▶ [Items from a dataset]
▬▬▬▬▬▬

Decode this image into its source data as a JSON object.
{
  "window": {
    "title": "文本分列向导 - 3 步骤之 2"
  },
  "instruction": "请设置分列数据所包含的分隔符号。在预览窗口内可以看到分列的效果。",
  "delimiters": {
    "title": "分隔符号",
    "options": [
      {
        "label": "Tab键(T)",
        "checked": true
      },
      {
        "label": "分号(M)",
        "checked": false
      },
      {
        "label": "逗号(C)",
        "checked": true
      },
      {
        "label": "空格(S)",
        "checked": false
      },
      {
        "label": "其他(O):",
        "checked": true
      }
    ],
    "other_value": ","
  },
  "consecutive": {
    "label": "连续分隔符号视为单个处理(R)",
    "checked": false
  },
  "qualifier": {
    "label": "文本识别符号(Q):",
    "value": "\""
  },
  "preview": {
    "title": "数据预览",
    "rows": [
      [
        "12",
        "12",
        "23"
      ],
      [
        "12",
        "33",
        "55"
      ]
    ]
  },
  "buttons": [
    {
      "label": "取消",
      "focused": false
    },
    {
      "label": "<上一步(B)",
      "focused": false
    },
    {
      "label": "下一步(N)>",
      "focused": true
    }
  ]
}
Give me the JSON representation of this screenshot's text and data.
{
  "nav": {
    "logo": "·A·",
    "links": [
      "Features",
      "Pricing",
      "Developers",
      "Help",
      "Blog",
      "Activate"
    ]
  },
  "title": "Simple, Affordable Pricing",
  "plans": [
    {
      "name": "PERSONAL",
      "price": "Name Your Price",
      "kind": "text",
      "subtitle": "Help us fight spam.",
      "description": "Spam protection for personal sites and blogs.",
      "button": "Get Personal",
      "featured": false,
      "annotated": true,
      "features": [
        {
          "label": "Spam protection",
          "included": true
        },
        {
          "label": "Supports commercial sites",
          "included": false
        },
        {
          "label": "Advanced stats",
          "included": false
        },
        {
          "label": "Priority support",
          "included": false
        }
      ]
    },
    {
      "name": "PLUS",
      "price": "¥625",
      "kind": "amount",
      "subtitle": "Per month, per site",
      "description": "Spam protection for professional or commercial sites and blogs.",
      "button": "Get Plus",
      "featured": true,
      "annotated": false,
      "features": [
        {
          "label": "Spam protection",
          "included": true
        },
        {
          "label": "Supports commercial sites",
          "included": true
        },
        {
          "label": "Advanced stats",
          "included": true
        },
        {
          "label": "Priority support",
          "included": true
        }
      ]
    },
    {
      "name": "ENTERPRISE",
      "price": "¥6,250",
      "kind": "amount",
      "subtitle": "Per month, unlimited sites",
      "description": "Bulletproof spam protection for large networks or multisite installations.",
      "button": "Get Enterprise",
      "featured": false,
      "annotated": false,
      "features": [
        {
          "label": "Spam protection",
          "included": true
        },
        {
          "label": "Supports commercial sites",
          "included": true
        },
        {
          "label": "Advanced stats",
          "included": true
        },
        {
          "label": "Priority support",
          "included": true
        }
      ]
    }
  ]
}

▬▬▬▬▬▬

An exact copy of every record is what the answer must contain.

▶ [Response]
Decode this image into its source data as a JSON object.
{
  "window": {
    "title": "文本分列向导 - 3 步骤之 2"
  },
  "instruction": "请设置分列数据所包含的分隔符号。在预览窗口内可以看到分列的效果。",
  "delimiters": {
    "title": "分隔符号",
    "options": [
      {
        "label": "Tab键(T)",
        "checked": true
      },
      {
        "label": "分号(M)",
        "checked": false
      },
      {
        "label": "逗号(C)",
        "checked": true
      },
      {
        "label": "空格(S)",
        "checked": false
      },
      {
        "label": "其他(O):",
        "checked": true
      }
    ],
    "other_value": ","
  },
  "consecutive": {
    "label": "连续分隔符号视为单个处理(R)",
    "checked": false
  },
  "qualifier": {
    "label": "文本识别符号(Q):",
    "value": "\""
  },
  "preview": {
    "title": "数据预览",
    "rows": [
      [
        "12",
        "12",
        "23"
      ],
      [
        "12",
        "33",
        "55"
      ]
    ]
  },
  "buttons": [
    {
      "label": "取消",
      "focused": false
    },
    {
      "label": "<上一步(B)",
      "focused": false
    },
    {
      "label": "下一步(N)>",
      "focused": true
    }
  ]
}
Give me the JSON representation of this screenshot's text and data.
{
  "nav": {
    "logo": "·A·",
    "links": [
      "Features",
      "Pricing",
      "Developers",
      "Help",
      "Blog",
      "Activate"
    ]
  },
  "title": "Simple, Affordable Pricing",
  "plans": [
    {
      "name": "PERSONAL",
      "price": "Name Your Price",
      "kind": "text",
      "subtitle": "Help us fight spam.",
      "description": "Spam protection for personal sites and blogs.",
      "button": "Get Personal",
      "featured": false,
      "annotated": true,
      "features": [
        {
          "label": "Spam protection",
          "included": true
        },
        {
          "label": "Supports commercial sites",
          "included": false
        },
        {
          "label": "Advanced stats",
          "included": false
        },
        {
          "label": "Priority support",
          "included": false
        }
      ]
    },
    {
      "name": "PLUS",
      "price": "¥625",
      "kind": "amount",
      "subtitle": "Per month, per site",
      "description": "Spam protection for professional or commercial sites and blogs.",
      "button": "Get Plus",
      "featured": true,
      "annotated": false,
      "features": [
        {
          "label": "Spam protection",
          "included": true
        },
        {
          "label": "Supports commercial sites",
          "included": true
        },
        {
          "label": "Advanced stats",
          "included": true
        },
        {
          "label": "Priority support",
          "included": true
        }
      ]
    },
    {
      "name": "ENTERPRISE",
      "price": "¥6,250",
      "kind": "amount",
      "subtitle": "Per month, unlimited sites",
      "description": "Bulletproof spam protection for large networks or multisite installations.",
      "button": "Get Enterprise",
      "featured": false,
      "annotated": false,
      "features": [
        {
          "label": "Spam protection",
          "included": true
        },
        {
          "label": "Supports commercial sites",
          "included": true
        },
        {
          "label": "Advanced stats",
          "included": true
        },
        {
          "label": "Priority support",
          "included": true
        }
      ]
    }
  ]
}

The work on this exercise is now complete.